doi:10.1186/1745-6215-13-13
PMCID: PMC3395865  PMID: 22314083
Vitamin D; cholecalciferol; supplementation; trial; osteoporosis; DXA; pregnancy; neonate
3.  Comparison of human uterine cervical electrical impedance measurements derived using two tetrapolar probes of different sizes 
Background
We sought to compare uterine cervical electrical impedance spectroscopy measurements employing two probes of different sizes, and to employ a finite element model to predict and compare the fraction of electrical current derived from subepithelial stromal tissue.
Methods
Cervical impedance was measured in 12 subjects during early pregnancy using 2 different sizes of the probes on each subject.
Results
Mean cervical resistivity was significantly higher (5.4 vs. 2.8 Ωm; p < 0.001) with the smaller probe in the frequency rage of 4–819 kHz. There was no difference in the short-term intra-observer variability between the two probes. The cervical impedance measurements derived in vivo followed the pattern predicted by the finite element model.
Conclusion

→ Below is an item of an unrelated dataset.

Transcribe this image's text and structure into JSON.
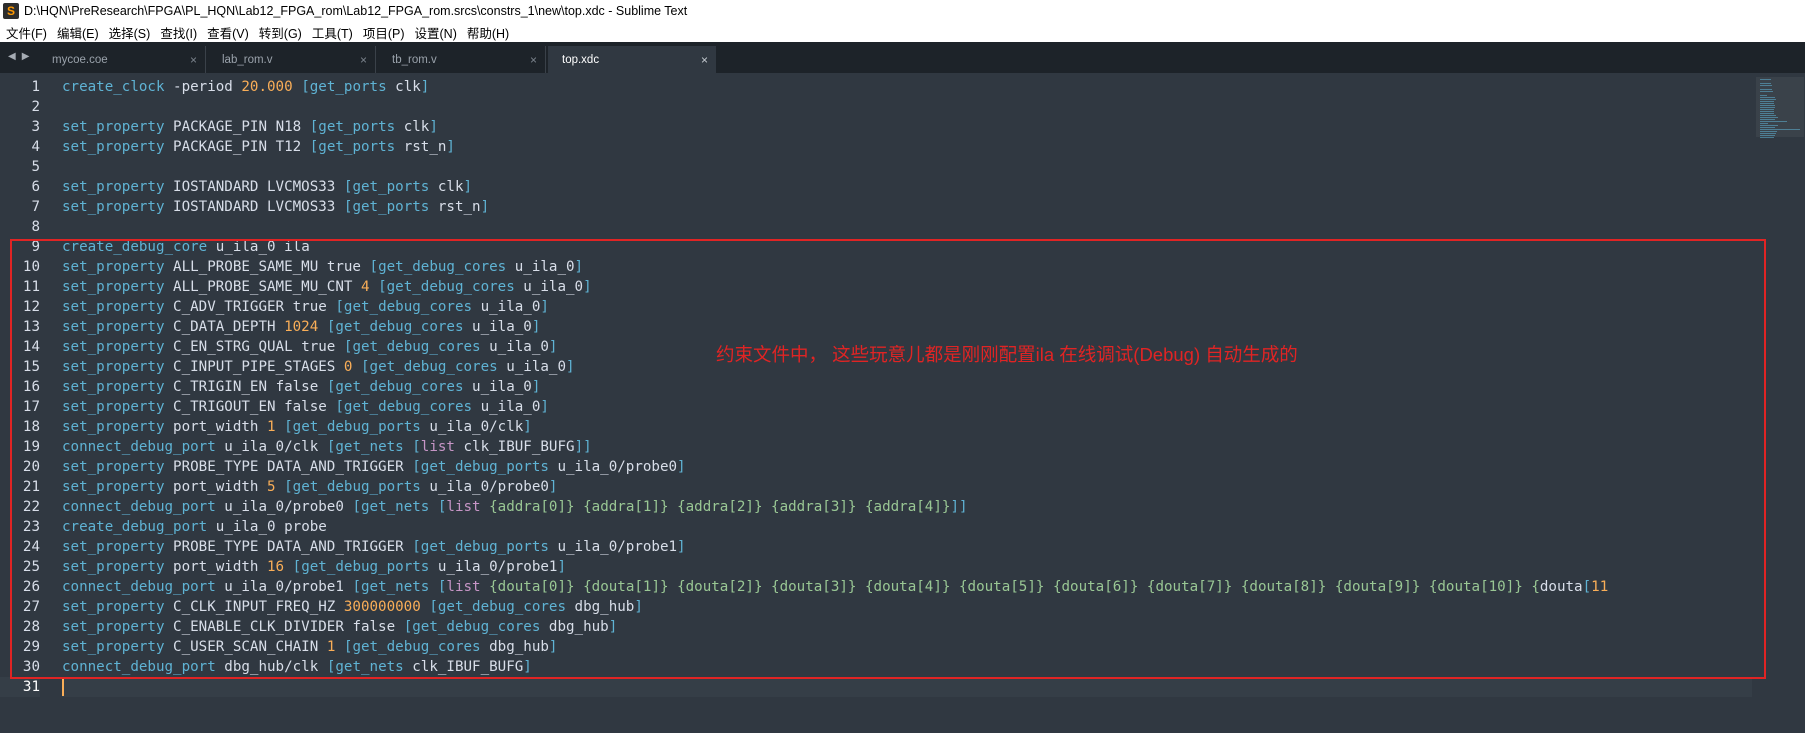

Inter-electrode distance on the probes for measuring cervical impedance influences the tissue resistivity values obtained. Determining the appropriate probe size is necessary when conducting clinical studies of resistivity of the cervix and other human tissues.
doi:10.1186/1475-925X-5-62
PMCID: PMC1684260  PMID: 17125510

Results 1-3 (3)